Problem: All of the data goes into your copy exactly as written. Images do not.

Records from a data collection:
# # # # # # #

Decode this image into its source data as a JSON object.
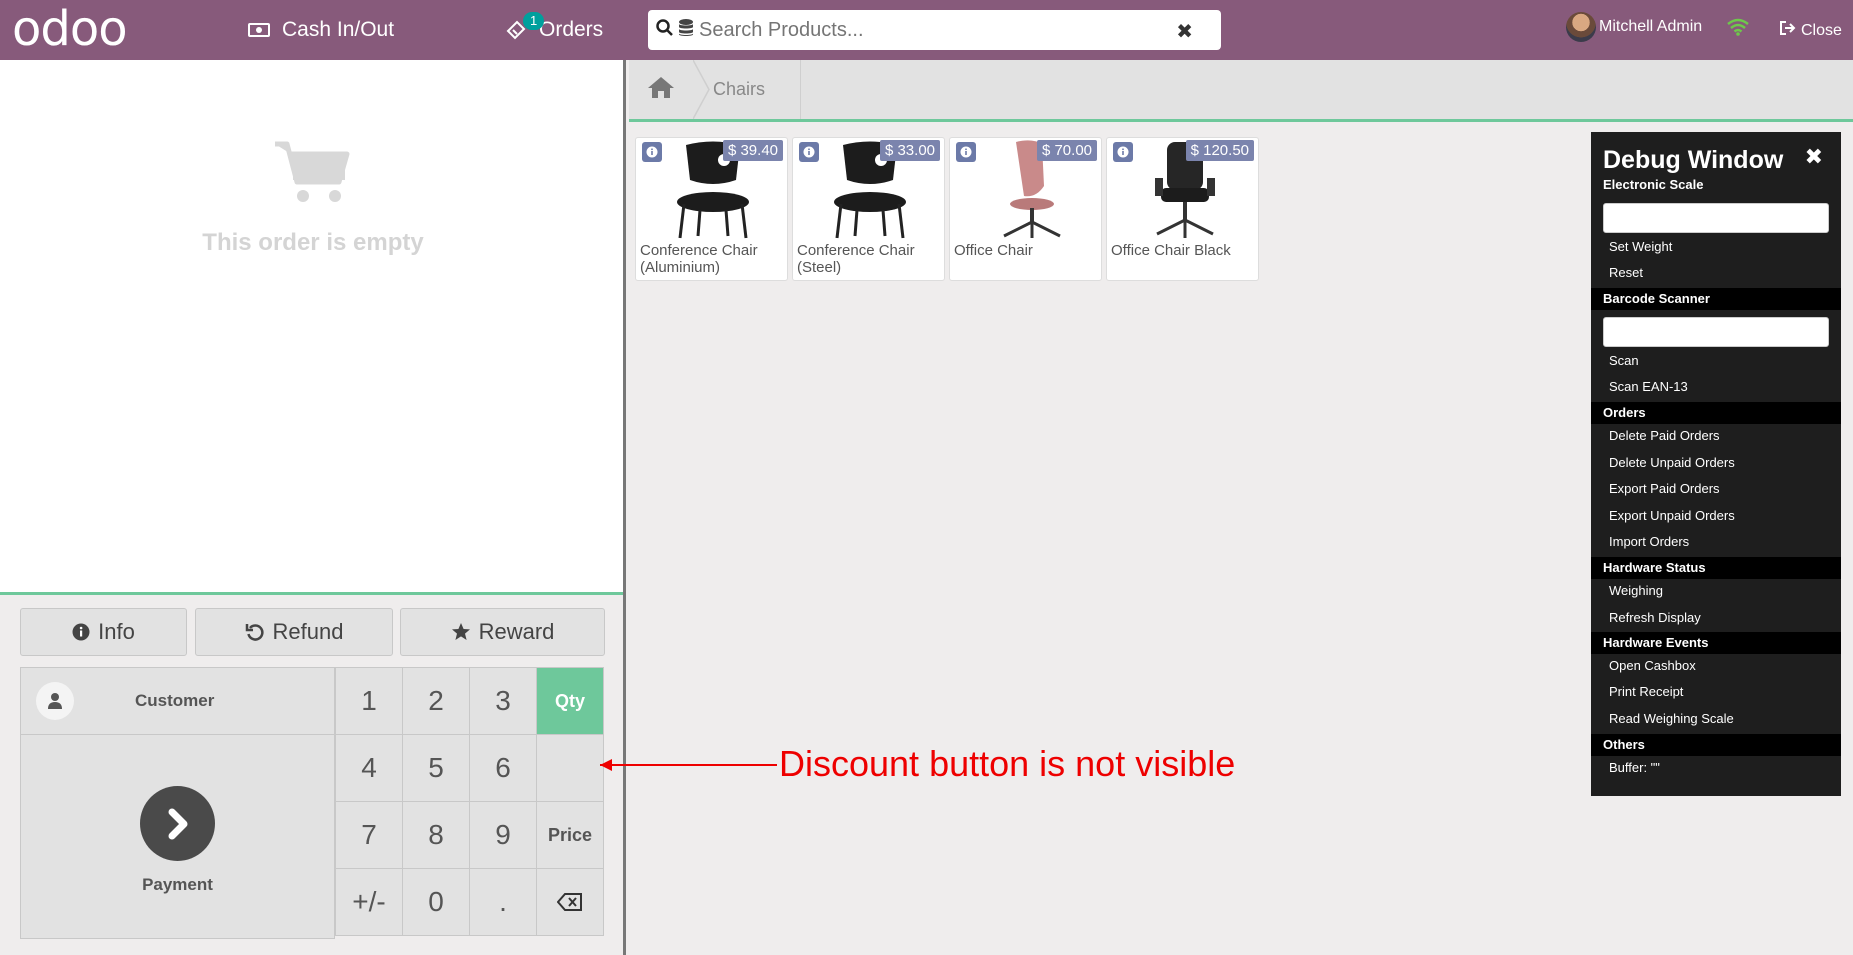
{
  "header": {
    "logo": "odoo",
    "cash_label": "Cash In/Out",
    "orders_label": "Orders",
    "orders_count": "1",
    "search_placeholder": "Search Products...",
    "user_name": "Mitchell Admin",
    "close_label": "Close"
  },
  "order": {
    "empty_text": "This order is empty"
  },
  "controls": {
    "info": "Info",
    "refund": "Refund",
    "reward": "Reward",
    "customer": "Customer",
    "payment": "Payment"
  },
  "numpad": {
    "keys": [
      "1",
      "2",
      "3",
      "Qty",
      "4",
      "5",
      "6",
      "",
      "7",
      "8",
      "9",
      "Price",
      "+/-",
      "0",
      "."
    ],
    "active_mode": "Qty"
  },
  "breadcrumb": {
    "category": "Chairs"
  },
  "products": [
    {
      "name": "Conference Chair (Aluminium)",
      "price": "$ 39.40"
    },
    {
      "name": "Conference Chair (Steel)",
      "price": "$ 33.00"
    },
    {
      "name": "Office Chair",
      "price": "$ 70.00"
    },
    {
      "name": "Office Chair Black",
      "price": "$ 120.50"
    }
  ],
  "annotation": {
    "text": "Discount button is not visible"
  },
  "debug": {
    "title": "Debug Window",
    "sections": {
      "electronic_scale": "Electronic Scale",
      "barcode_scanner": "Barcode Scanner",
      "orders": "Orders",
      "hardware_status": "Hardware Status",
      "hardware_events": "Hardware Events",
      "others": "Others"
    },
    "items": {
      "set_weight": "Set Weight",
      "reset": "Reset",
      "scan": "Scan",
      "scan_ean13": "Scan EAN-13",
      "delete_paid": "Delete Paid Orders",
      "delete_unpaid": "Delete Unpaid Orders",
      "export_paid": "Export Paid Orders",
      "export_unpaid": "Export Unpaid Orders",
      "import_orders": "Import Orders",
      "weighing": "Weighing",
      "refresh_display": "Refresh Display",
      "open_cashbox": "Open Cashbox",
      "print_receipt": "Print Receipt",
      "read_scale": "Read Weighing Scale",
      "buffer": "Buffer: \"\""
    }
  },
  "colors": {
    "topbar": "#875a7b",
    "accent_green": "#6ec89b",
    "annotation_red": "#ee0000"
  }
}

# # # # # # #

Problem solution:
Decode this image into its source data as a JSON object.
{
  "header": {
    "logo": "odoo",
    "cash_label": "Cash In/Out",
    "orders_label": "Orders",
    "orders_count": "1",
    "search_placeholder": "Search Products...",
    "user_name": "Mitchell Admin",
    "close_label": "Close"
  },
  "order": {
    "empty_text": "This order is empty"
  },
  "controls": {
    "info": "Info",
    "refund": "Refund",
    "reward": "Reward",
    "customer": "Customer",
    "payment": "Payment"
  },
  "numpad": {
    "keys": [
      "1",
      "2",
      "3",
      "Qty",
      "4",
      "5",
      "6",
      "",
      "7",
      "8",
      "9",
      "Price",
      "+/-",
      "0",
      "."
    ],
    "active_mode": "Qty"
  },
  "breadcrumb": {
    "category": "Chairs"
  },
  "products": [
    {
      "name": "Conference Chair (Aluminium)",
      "price": "$ 39.40"
    },
    {
      "name": "Conference Chair (Steel)",
      "price": "$ 33.00"
    },
    {
      "name": "Office Chair",
      "price": "$ 70.00"
    },
    {
      "name": "Office Chair Black",
      "price": "$ 120.50"
    }
  ],
  "annotation": {
    "text": "Discount button is not visible"
  },
  "debug": {
    "title": "Debug Window",
    "sections": {
      "electronic_scale": "Electronic Scale",
      "barcode_scanner": "Barcode Scanner",
      "orders": "Orders",
      "hardware_status": "Hardware Status",
      "hardware_events": "Hardware Events",
      "others": "Others"
    },
    "items": {
      "set_weight": "Set Weight",
      "reset": "Reset",
      "scan": "Scan",
      "scan_ean13": "Scan EAN-13",
      "delete_paid": "Delete Paid Orders",
      "delete_unpaid": "Delete Unpaid Orders",
      "export_paid": "Export Paid Orders",
      "export_unpaid": "Export Unpaid Orders",
      "import_orders": "Import Orders",
      "weighing": "Weighing",
      "refresh_display": "Refresh Display",
      "open_cashbox": "Open Cashbox",
      "print_receipt": "Print Receipt",
      "read_scale": "Read Weighing Scale",
      "buffer": "Buffer: \"\""
    }
  },
  "colors": {
    "topbar": "#875a7b",
    "accent_green": "#6ec89b",
    "annotation_red": "#ee0000"
  }
}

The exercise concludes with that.